linguafranka said...

My comments on the translation of ἐκβάλλω are based on the assumption that Matthew's use of it didn't sound strange and foreign to his audience. This is just an assumption, because I don't have good intuitions on Greek and I haven't read anything that comments on the foreignness or naturalness of his use of that word in his gospel. I'm assuming that if one consistently translated ἐκβάλλω into English as "throw out," the translation would sound more strange to us in English than the original gospel sounded to its original audience.
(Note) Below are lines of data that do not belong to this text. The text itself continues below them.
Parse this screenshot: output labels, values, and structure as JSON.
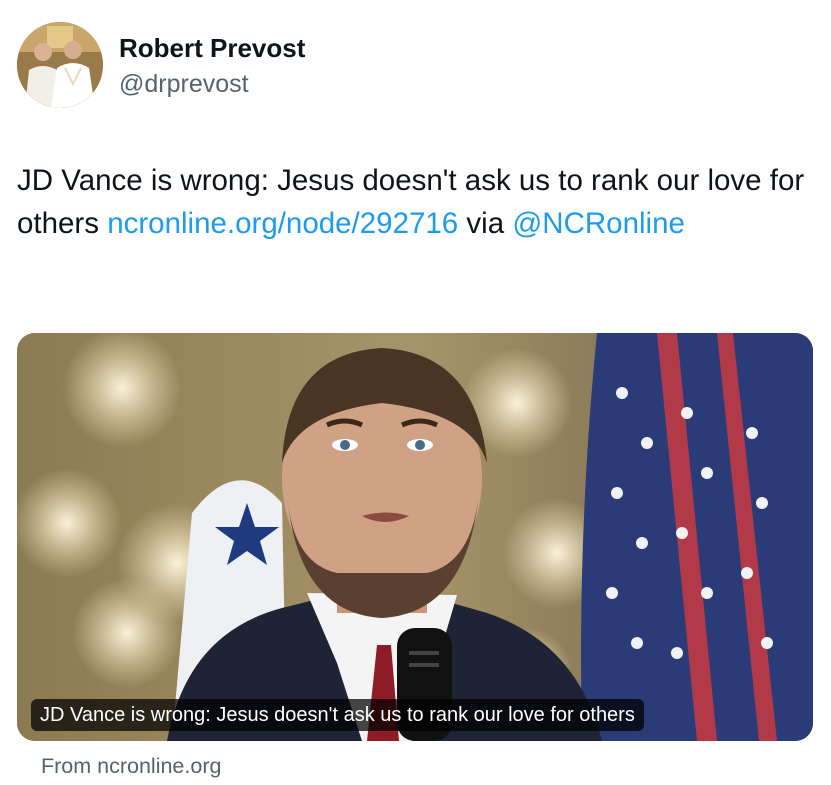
{
  "author": {
    "display_name": "Robert Prevost",
    "handle": "@drprevost",
    "avatar_icon": "profile-photo"
  },
  "tweet": {
    "text_before_link": "JD Vance is wrong: Jesus doesn't ask us to rank our love for others ",
    "link_text": "ncronline.org/node/292716",
    "text_middle": " via ",
    "mention": "@NCRonline"
  },
  "card": {
    "image_icon": "article-photo",
    "caption": "JD Vance is wrong: Jesus doesn't ask us to rank our love for others",
    "source": "From ncronline.org"
  },
  "colors": {
    "link": "#1d9bf0",
    "secondary_text": "#536471",
    "primary_text": "#0f1419",
    "background": "#ffffff"
  }
}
If, following Ann Nyland, we report Jesus as saying that he was throwing laborers out into the harvest, that sounds strange to us. I am assuming that in the original Greek, which in turn is a translation from Aramaic, the meaning of those words was something more like "send out." I am open to having my assumptions challenged.

Going back to the deictic issue, in normal English we "take" a foreign body out of our eye, not "send" or "throw" it out. Again, not having finely-tuned intuitions about Greek, I would assume that the original language of Matthew 7:4 doesn't sound as strange in Greek as "send/throw the speck out of your eye" sounds in English.

J. K. Gayle said...

I certainly didn't mean to say, or to suggest, that ἐκβάλλω was strange to Matthew's audience. It's more common than koine Greek but is also a central term of Mediterranean 1st century Hellene, I'm quite sure. Is "throw out" in 21st century American English less common to us? I can't say. When I read Nyland's Jesus saying to pray the Harvest Master will throw workers into his harvest, I do make the connection back to the other uses of "throw out." She's rightly omitted the "out" part of the verbal phrase. And, I think, she's rightly made me sense that there's an urgency and some violent action needed to get the lazy workers working. "Send out" just doesn't have the same effect, does it? Is the violence what Matthew in Greek or Jesus in Aramaic intended? Even if we could know, then would accuracy to either or both of them matter? (Is accuracy critical in a Pikean sense?)

As for the deictic issue you raise in 7:4 and other sentences in Mt, I completely follow and agree with your reasoning. There's less likely Greek word play that any reader could see there. Less word play than for the same but different ἐκβάλλω-S in chapter 9.